Skip to main content

Vicarious Trauma

A lot has been said, and will continue to be said, about the tragic events in Newtown, CT on Friday.  The debate about gun control, mental health, violence, and the general pathology of our current society will hopefully rage for some time and lead to some meaningful changes in all of these areas.

Something needs to change.  I don't claim to have all of the answers.

This national tragedy has been particularly hard on me.  I'm not saying that previous mass shootings were any less ghastly, but they didn't penetrate my psyche like this one has.  Maybe it's because of the ages of the victims, and that I have a young daughter.  I really don't know.  But as has been said on the news, something's different about this one.

When I went through training to become a psychologist, we learn about something called vicarious trauma.  Basically hearing horrific stories from your clients wears on you, and it's vital to being a good therapist that you're aware of this and pay attention to symptoms of vicarious trauma.  Symptoms can parallel those associated with actual traumatic experiences, but are usually less intense and include:

Social withdrawal
Difficulty concentrating
Feeling numb
Mood swings
Sleep problems
Cynicism
Anger
Disgust
Loss of meaning and hope

This type of trauma isn't unique to psychologists, and can happen to anyone who hears about traumatic events that happen to those you care about.  I'd bet there's a lot of vicarious trauma floating around in America right now.

So what can be done?  There are a few tricks of the trade that we use to ward of vicarious trauma that may be helpful if you're feeling some of the above, whether it's because of last Friday's shooting or other exposures to trauma toward loved ones in your life:

  • Stay connected with family and friends.  Social withdrawal is not your friend, here.
  • Slow down and focus on the little things. Sounds cliche, but the research on mindfulness supports this as an effective coping strategy in improving our mental well-being.
  • Take time to reflect, either through writing, reading, or conversation.  Talking about traumatic events helps our brains process them appropriately and reduces the risk of long-term conditions like PTSD.
  • Identify and challenge your cynical beliefs.  Do they hold any water?   Even if they do, do they serve any purpose?
  • Channel your energy into something positive, whether it's learning a new skill, volunteering, or giving back to the community some way.

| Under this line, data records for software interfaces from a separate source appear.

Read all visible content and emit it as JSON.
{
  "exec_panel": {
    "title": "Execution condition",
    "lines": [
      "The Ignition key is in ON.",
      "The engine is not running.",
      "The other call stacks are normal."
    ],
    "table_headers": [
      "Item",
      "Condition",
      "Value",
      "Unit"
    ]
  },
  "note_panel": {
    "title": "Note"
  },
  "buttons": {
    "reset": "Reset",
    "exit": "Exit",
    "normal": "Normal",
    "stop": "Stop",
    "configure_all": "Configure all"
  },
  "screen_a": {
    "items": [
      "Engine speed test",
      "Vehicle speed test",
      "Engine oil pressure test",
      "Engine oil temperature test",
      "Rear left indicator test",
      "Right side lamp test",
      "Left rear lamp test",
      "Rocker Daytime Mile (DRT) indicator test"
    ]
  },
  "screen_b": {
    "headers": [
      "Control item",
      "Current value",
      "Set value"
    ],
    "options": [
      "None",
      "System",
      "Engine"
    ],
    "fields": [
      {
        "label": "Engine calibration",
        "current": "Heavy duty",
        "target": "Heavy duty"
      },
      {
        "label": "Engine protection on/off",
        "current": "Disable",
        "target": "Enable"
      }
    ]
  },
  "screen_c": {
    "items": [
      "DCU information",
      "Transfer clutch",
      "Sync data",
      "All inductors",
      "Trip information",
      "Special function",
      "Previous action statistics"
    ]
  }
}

Popular posts from this blog

The Long Shot

I don't even know where to begin as my head is still spinning with the news I received today.  So I'm just going to put it out into the ether:

Entyvio (vedolizumab), which I started for my Crohn's disease about 6 months ago, did what no other approach has:  cleared my eosinophilic esophagitis. 

But wait, isn't Entyvio a drug for inflammatory bowel disease?  Yes.

Is Eosinophilic Esophagitis a type of inflammatory bowel disease?  Nope.

Are IBD and EoE related at all?  As far as we know today, no.  There are very few overlapping cases.

So WTF happened?

Without getting into the biomechanics of a drug that's way over my pay grade in medical understanding, my gastroenterologist had a theory that the way Entyvio works would block the cascade of eosinophils (a part of your immune system, a type of white blood cell) through it's magical way of selectively keeping my immune system from attacking my digestive tract.

She was fucking right.

Since being diagnosed with EoE in ear…

Bubbles

I've been thinking a lot about how we live in an era of infinite access to infinite information (thanks, internet tubes!) yet we still fall into many of the well-established psychological laws, if we can call them that, of human behavior.  Don't worry, this isn't going to be some drawn out post on social psychology. Wikipedia is great for that.

I want to talk about bubbles.  Information bubbles, that is. And how each one of us lives in one to some extent, no matter how educated or enlightened we see ourselves to be. And even if we know we live in said bubble, it takes being shown information that directly conflicts with how you think things are, or should be, and the result is you feel kinda ew - the technical term for "ew" being cognitive dissonance.

I live in a bubble.

In my bubble is the world of academic medicine, academic health psychology, and a circle of psychologists dedicated to people living with chronic digestive illness.  I live in Chicago, a major me…

Everyone Can Fall Down the Rabbit Hole

A few months ago my 3 year old son uttered the words, "I hate you, mommy."  It was after I yelled at him for doing something wrong, which I've long forgotten what exactly the source of our exchange was. But I certainly can remember those words. I can hear them in my head if my brain decides, at random moments, to replay them.

My intellectual, clinical psychologist brain can explain this for days. He's 3, he doesn't know what he's saying, he learned the word hate somewhere else, presumably at preschool, as I discourage its free use in our house. He's using it to express his anger not his true feelings toward me because once he self-regulates (psychobabble for calms the F down) he tells me he loves me.  Blah blah blah.

Regardless of all that knowledge and shit I have from too much education, those words destroy me emotionally.  Maybe they hit me harder because of my profession because my head goes to all the subsequent pathology he'll surely go on to de…